How Sponsors of Pro Golfers Can Benefit From Olympic Golf (Part 1)
Part 1 - In your role as a CMO, you think your company should, at the very least, explore ways to capitalize on the IOC’s announcement that golf will return as an Olympic sport in 2016 and 2020.
In researching golf’s return to the Olympics at the 2016 summer games in Rio, you learned the following from The PGA Tour:
- The competitors will qualify for the Olympic competition through the Official World Golf Rankings. The fields will feature 60 men and 60 women.
- The International Golf Federation is considering a model that has the top 15 players in the Official World Golf Ranking qualifying automatically (with no more than four players per country) and then no more than two players per country outside of the top 15.
- The number of countries will be determined by where players are in the Official World Rankings at the time of the deadline but a recent projection shows 60 players from 35 countries on the men’s side and 60 players from 34 countries on the women’s side.
- The proposed format is individual 72 hole stroke play event (in line with golf's 4 majors) with the top three scores earning a medal for the individual player.
You also think your company’s support of the Olympics could be an opportunity to promote and grow the great game of golf here in the USA and globally in advance of the 2016 summer games.
In this first of three blog posts, we will look at two of four options your company might consider depending upon its current positioning. They are:
Olympic Sponsors With Golf Ambassador Programs
If you’re already an Olympic sponsor and have a golf ambassador program, your company is in a good position to fully leverage this asset leading up to the games in Rio.
By way of example, Michelle Wie (who started playing golf at the age of four) and Sergio Garcia (appeared in Omega's first commercial promoting golf in the Olympics) are golf ambassadors for Swiss watchmaker and Olympic sponsor, Omega. If one or both of them make their respective Olympic teams, Omega could show support for their players leading up to the games and exploit their association through win ads if either of them win gold medals for their respective countries.
Based on players' comments, it appears winning an Olympic gold medal would mean more than winning a major golf championship. In addressing the IOC shortly before their vote in October, 2009 and noted on pgatour.com, Michelle Wie said:
"I can dream about doing something that neither Tiger nor Ernie (Els) have ever done, and that is to make the final putt to win an Olympic gold medal. If this dream comes true, somewhere in the world there will be another 4-year-old who sees me on that podium and perhaps starts her own Olympic dream."
Omega could also entertain the idea of adding more golf ambassadors to their roster based upon the players’ likelihood of playing in the Olympics in 2016. And with more than 30 countries fielding Olympic golf teams, a sponsor can select from a pool of talent that is truly global.

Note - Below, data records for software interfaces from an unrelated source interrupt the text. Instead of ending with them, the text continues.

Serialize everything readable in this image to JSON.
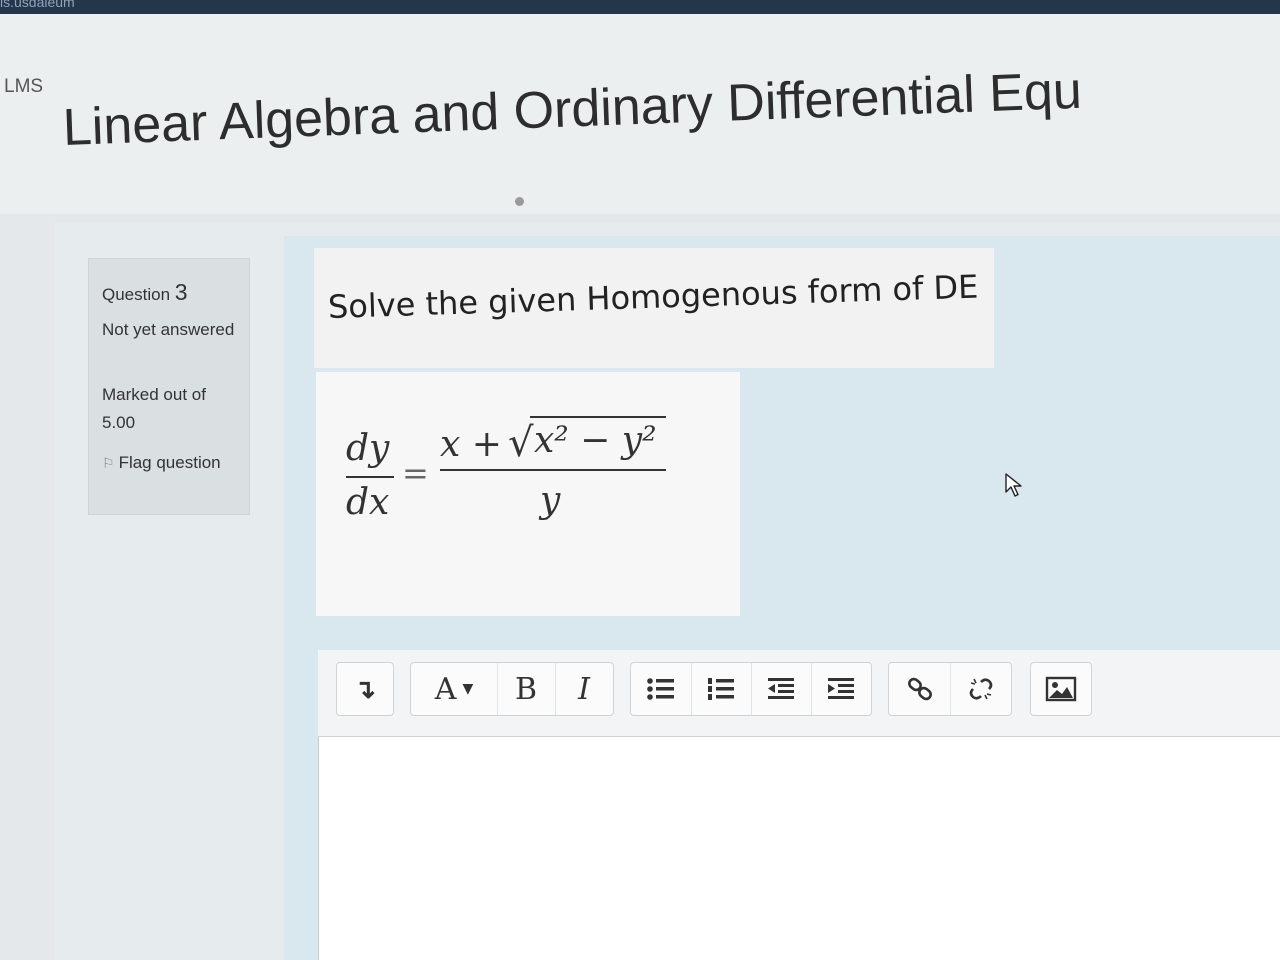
{
  "browser": {
    "tab_text": "is.usdaleum"
  },
  "header": {
    "site_label": "LMS",
    "course_title": "Linear Algebra and Ordinary Differential Equ"
  },
  "question_info": {
    "prefix": "Question ",
    "number": "3",
    "state": "Not yet answered",
    "marks": "Marked out of 5.00",
    "flag_label": "Flag question"
  },
  "question": {
    "prompt": "Solve the given Homogenous form of DE",
    "equation": {
      "lhs_numerator": "dy",
      "lhs_denominator": "dx",
      "equals": "=",
      "rhs_prefix": "x +",
      "sqrt_symbol": "√",
      "rhs_radicand": "x² − y²",
      "rhs_denominator": "y"
    }
  },
  "toolbar": {
    "groups": [
      [
        "expand"
      ],
      [
        "font-style",
        "bold",
        "italic"
      ],
      [
        "unordered-list",
        "ordered-list",
        "outdent",
        "indent"
      ],
      [
        "link",
        "unlink"
      ],
      [
        "image"
      ]
    ],
    "labels": {
      "expand": "↴",
      "font_style": "A",
      "bold": "B",
      "italic": "I"
    }
  },
  "editor": {
    "value": ""
  }
}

It was noted earlier that the top 15 players in the Official World Rankings would qualify immediately. With that said, does anyone think that pro golf players Rory McIlroy , Bubba Watson, Rickey Fowler, Yani Tseng and Lexi Thompson won’t be playing for their respective countries four years from now when the games are held in Rio?!!!
And if you've recently seen the HBO Real Sports segment on South Korean Golfers, you can bet South Korea will be well represented at the 2016 Summer Games too.
Olympic Sponsors Without Golf Ambassador Programs
Perhaps, you are a U.S. company that is using their Olympic sponsorship as a platform to leverage the repositioning of their brands and authentically link them to the Olympic athletes they sponsor through storytelling. And their title sponsorship of a proprietary event within an event will serve as a bridge between the summer games in London in 2012 and the summer games in Rio in 2016.
Given the above, this Olympic sponsor could explore the possibility of expanding their sponsorship with the USOC to include professional golfers. If the sponsor has flexibility, they could pick players from the PGA and LPGA Tours who have the best chance of making the USA Golf Olympic team and are a good fit for their golf ambassador programs.
Our strategic partner, Bill Colvin , is constantly working with his corporate clients to help ensure the success of their golf sponsorships. In fact, many of the golf ambassadors he recruited for his corporate clients have served in that capacity for five years or more.
To learn more about how our strategic partner, Colvin Sports Network, serves as an advocate for companies exploring marketing opportunities with professional golfers, click on the button below.
To read the second part of this article, go to How Sponsors of Pro Golfers Can Benefit From Olympic Golf-Part 2